The entries are to be reproduced word for word, with all images left out.

--

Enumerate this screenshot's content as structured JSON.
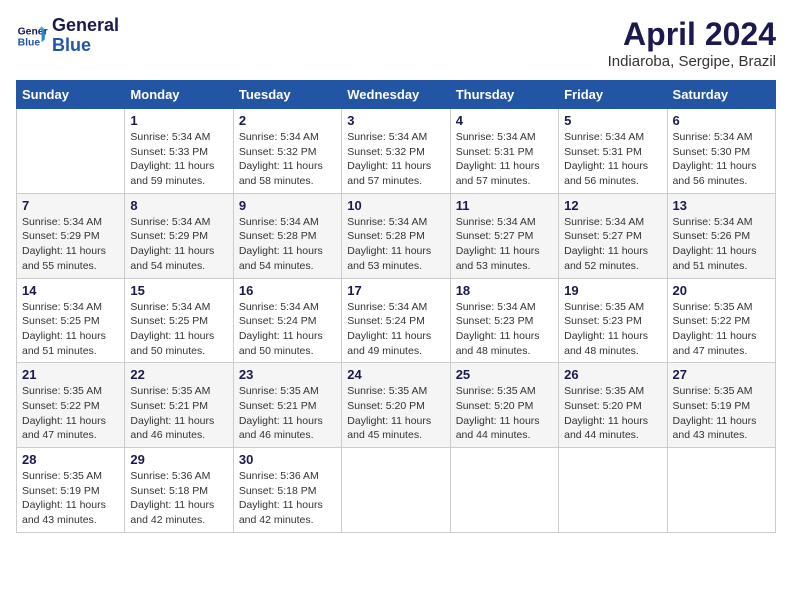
{
  "header": {
    "logo_line1": "General",
    "logo_line2": "Blue",
    "title": "April 2024",
    "subtitle": "Indiaroba, Sergipe, Brazil"
  },
  "columns": [
    "Sunday",
    "Monday",
    "Tuesday",
    "Wednesday",
    "Thursday",
    "Friday",
    "Saturday"
  ],
  "weeks": [
    [
      {
        "day": "",
        "detail": ""
      },
      {
        "day": "1",
        "detail": "Sunrise: 5:34 AM\nSunset: 5:33 PM\nDaylight: 11 hours\nand 59 minutes."
      },
      {
        "day": "2",
        "detail": "Sunrise: 5:34 AM\nSunset: 5:32 PM\nDaylight: 11 hours\nand 58 minutes."
      },
      {
        "day": "3",
        "detail": "Sunrise: 5:34 AM\nSunset: 5:32 PM\nDaylight: 11 hours\nand 57 minutes."
      },
      {
        "day": "4",
        "detail": "Sunrise: 5:34 AM\nSunset: 5:31 PM\nDaylight: 11 hours\nand 57 minutes."
      },
      {
        "day": "5",
        "detail": "Sunrise: 5:34 AM\nSunset: 5:31 PM\nDaylight: 11 hours\nand 56 minutes."
      },
      {
        "day": "6",
        "detail": "Sunrise: 5:34 AM\nSunset: 5:30 PM\nDaylight: 11 hours\nand 56 minutes."
      }
    ],
    [
      {
        "day": "7",
        "detail": "Sunrise: 5:34 AM\nSunset: 5:29 PM\nDaylight: 11 hours\nand 55 minutes."
      },
      {
        "day": "8",
        "detail": "Sunrise: 5:34 AM\nSunset: 5:29 PM\nDaylight: 11 hours\nand 54 minutes."
      },
      {
        "day": "9",
        "detail": "Sunrise: 5:34 AM\nSunset: 5:28 PM\nDaylight: 11 hours\nand 54 minutes."
      },
      {
        "day": "10",
        "detail": "Sunrise: 5:34 AM\nSunset: 5:28 PM\nDaylight: 11 hours\nand 53 minutes."
      },
      {
        "day": "11",
        "detail": "Sunrise: 5:34 AM\nSunset: 5:27 PM\nDaylight: 11 hours\nand 53 minutes."
      },
      {
        "day": "12",
        "detail": "Sunrise: 5:34 AM\nSunset: 5:27 PM\nDaylight: 11 hours\nand 52 minutes."
      },
      {
        "day": "13",
        "detail": "Sunrise: 5:34 AM\nSunset: 5:26 PM\nDaylight: 11 hours\nand 51 minutes."
      }
    ],
    [
      {
        "day": "14",
        "detail": "Sunrise: 5:34 AM\nSunset: 5:25 PM\nDaylight: 11 hours\nand 51 minutes."
      },
      {
        "day": "15",
        "detail": "Sunrise: 5:34 AM\nSunset: 5:25 PM\nDaylight: 11 hours\nand 50 minutes."
      },
      {
        "day": "16",
        "detail": "Sunrise: 5:34 AM\nSunset: 5:24 PM\nDaylight: 11 hours\nand 50 minutes."
      },
      {
        "day": "17",
        "detail": "Sunrise: 5:34 AM\nSunset: 5:24 PM\nDaylight: 11 hours\nand 49 minutes."
      },
      {
        "day": "18",
        "detail": "Sunrise: 5:34 AM\nSunset: 5:23 PM\nDaylight: 11 hours\nand 48 minutes."
      },
      {
        "day": "19",
        "detail": "Sunrise: 5:35 AM\nSunset: 5:23 PM\nDaylight: 11 hours\nand 48 minutes."
      },
      {
        "day": "20",
        "detail": "Sunrise: 5:35 AM\nSunset: 5:22 PM\nDaylight: 11 hours\nand 47 minutes."
      }
    ],
    [
      {
        "day": "21",
        "detail": "Sunrise: 5:35 AM\nSunset: 5:22 PM\nDaylight: 11 hours\nand 47 minutes."
      },
      {
        "day": "22",
        "detail": "Sunrise: 5:35 AM\nSunset: 5:21 PM\nDaylight: 11 hours\nand 46 minutes."
      },
      {
        "day": "23",
        "detail": "Sunrise: 5:35 AM\nSunset: 5:21 PM\nDaylight: 11 hours\nand 46 minutes."
      },
      {
        "day": "24",
        "detail": "Sunrise: 5:35 AM\nSunset: 5:20 PM\nDaylight: 11 hours\nand 45 minutes."
      },
      {
        "day": "25",
        "detail": "Sunrise: 5:35 AM\nSunset: 5:20 PM\nDaylight: 11 hours\nand 44 minutes."
      },
      {
        "day": "26",
        "detail": "Sunrise: 5:35 AM\nSunset: 5:20 PM\nDaylight: 11 hours\nand 44 minutes."
      },
      {
        "day": "27",
        "detail": "Sunrise: 5:35 AM\nSunset: 5:19 PM\nDaylight: 11 hours\nand 43 minutes."
      }
    ],
    [
      {
        "day": "28",
        "detail": "Sunrise: 5:35 AM\nSunset: 5:19 PM\nDaylight: 11 hours\nand 43 minutes."
      },
      {
        "day": "29",
        "detail": "Sunrise: 5:36 AM\nSunset: 5:18 PM\nDaylight: 11 hours\nand 42 minutes."
      },
      {
        "day": "30",
        "detail": "Sunrise: 5:36 AM\nSunset: 5:18 PM\nDaylight: 11 hours\nand 42 minutes."
      },
      {
        "day": "",
        "detail": ""
      },
      {
        "day": "",
        "detail": ""
      },
      {
        "day": "",
        "detail": ""
      },
      {
        "day": "",
        "detail": ""
      }
    ]
  ]
}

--

Completed task ::
Enumerate this screenshot's content as structured JSON.
{
  "header": {
    "logo_line1": "General",
    "logo_line2": "Blue",
    "title": "April 2024",
    "subtitle": "Indiaroba, Sergipe, Brazil"
  },
  "columns": [
    "Sunday",
    "Monday",
    "Tuesday",
    "Wednesday",
    "Thursday",
    "Friday",
    "Saturday"
  ],
  "weeks": [
    [
      {
        "day": "",
        "detail": ""
      },
      {
        "day": "1",
        "detail": "Sunrise: 5:34 AM\nSunset: 5:33 PM\nDaylight: 11 hours\nand 59 minutes."
      },
      {
        "day": "2",
        "detail": "Sunrise: 5:34 AM\nSunset: 5:32 PM\nDaylight: 11 hours\nand 58 minutes."
      },
      {
        "day": "3",
        "detail": "Sunrise: 5:34 AM\nSunset: 5:32 PM\nDaylight: 11 hours\nand 57 minutes."
      },
      {
        "day": "4",
        "detail": "Sunrise: 5:34 AM\nSunset: 5:31 PM\nDaylight: 11 hours\nand 57 minutes."
      },
      {
        "day": "5",
        "detail": "Sunrise: 5:34 AM\nSunset: 5:31 PM\nDaylight: 11 hours\nand 56 minutes."
      },
      {
        "day": "6",
        "detail": "Sunrise: 5:34 AM\nSunset: 5:30 PM\nDaylight: 11 hours\nand 56 minutes."
      }
    ],
    [
      {
        "day": "7",
        "detail": "Sunrise: 5:34 AM\nSunset: 5:29 PM\nDaylight: 11 hours\nand 55 minutes."
      },
      {
        "day": "8",
        "detail": "Sunrise: 5:34 AM\nSunset: 5:29 PM\nDaylight: 11 hours\nand 54 minutes."
      },
      {
        "day": "9",
        "detail": "Sunrise: 5:34 AM\nSunset: 5:28 PM\nDaylight: 11 hours\nand 54 minutes."
      },
      {
        "day": "10",
        "detail": "Sunrise: 5:34 AM\nSunset: 5:28 PM\nDaylight: 11 hours\nand 53 minutes."
      },
      {
        "day": "11",
        "detail": "Sunrise: 5:34 AM\nSunset: 5:27 PM\nDaylight: 11 hours\nand 53 minutes."
      },
      {
        "day": "12",
        "detail": "Sunrise: 5:34 AM\nSunset: 5:27 PM\nDaylight: 11 hours\nand 52 minutes."
      },
      {
        "day": "13",
        "detail": "Sunrise: 5:34 AM\nSunset: 5:26 PM\nDaylight: 11 hours\nand 51 minutes."
      }
    ],
    [
      {
        "day": "14",
        "detail": "Sunrise: 5:34 AM\nSunset: 5:25 PM\nDaylight: 11 hours\nand 51 minutes."
      },
      {
        "day": "15",
        "detail": "Sunrise: 5:34 AM\nSunset: 5:25 PM\nDaylight: 11 hours\nand 50 minutes."
      },
      {
        "day": "16",
        "detail": "Sunrise: 5:34 AM\nSunset: 5:24 PM\nDaylight: 11 hours\nand 50 minutes."
      },
      {
        "day": "17",
        "detail": "Sunrise: 5:34 AM\nSunset: 5:24 PM\nDaylight: 11 hours\nand 49 minutes."
      },
      {
        "day": "18",
        "detail": "Sunrise: 5:34 AM\nSunset: 5:23 PM\nDaylight: 11 hours\nand 48 minutes."
      },
      {
        "day": "19",
        "detail": "Sunrise: 5:35 AM\nSunset: 5:23 PM\nDaylight: 11 hours\nand 48 minutes."
      },
      {
        "day": "20",
        "detail": "Sunrise: 5:35 AM\nSunset: 5:22 PM\nDaylight: 11 hours\nand 47 minutes."
      }
    ],
    [
      {
        "day": "21",
        "detail": "Sunrise: 5:35 AM\nSunset: 5:22 PM\nDaylight: 11 hours\nand 47 minutes."
      },
      {
        "day": "22",
        "detail": "Sunrise: 5:35 AM\nSunset: 5:21 PM\nDaylight: 11 hours\nand 46 minutes."
      },
      {
        "day": "23",
        "detail": "Sunrise: 5:35 AM\nSunset: 5:21 PM\nDaylight: 11 hours\nand 46 minutes."
      },
      {
        "day": "24",
        "detail": "Sunrise: 5:35 AM\nSunset: 5:20 PM\nDaylight: 11 hours\nand 45 minutes."
      },
      {
        "day": "25",
        "detail": "Sunrise: 5:35 AM\nSunset: 5:20 PM\nDaylight: 11 hours\nand 44 minutes."
      },
      {
        "day": "26",
        "detail": "Sunrise: 5:35 AM\nSunset: 5:20 PM\nDaylight: 11 hours\nand 44 minutes."
      },
      {
        "day": "27",
        "detail": "Sunrise: 5:35 AM\nSunset: 5:19 PM\nDaylight: 11 hours\nand 43 minutes."
      }
    ],
    [
      {
        "day": "28",
        "detail": "Sunrise: 5:35 AM\nSunset: 5:19 PM\nDaylight: 11 hours\nand 43 minutes."
      },
      {
        "day": "29",
        "detail": "Sunrise: 5:36 AM\nSunset: 5:18 PM\nDaylight: 11 hours\nand 42 minutes."
      },
      {
        "day": "30",
        "detail": "Sunrise: 5:36 AM\nSunset: 5:18 PM\nDaylight: 11 hours\nand 42 minutes."
      },
      {
        "day": "",
        "detail": ""
      },
      {
        "day": "",
        "detail": ""
      },
      {
        "day": "",
        "detail": ""
      },
      {
        "day": "",
        "detail": ""
      }
    ]
  ]
}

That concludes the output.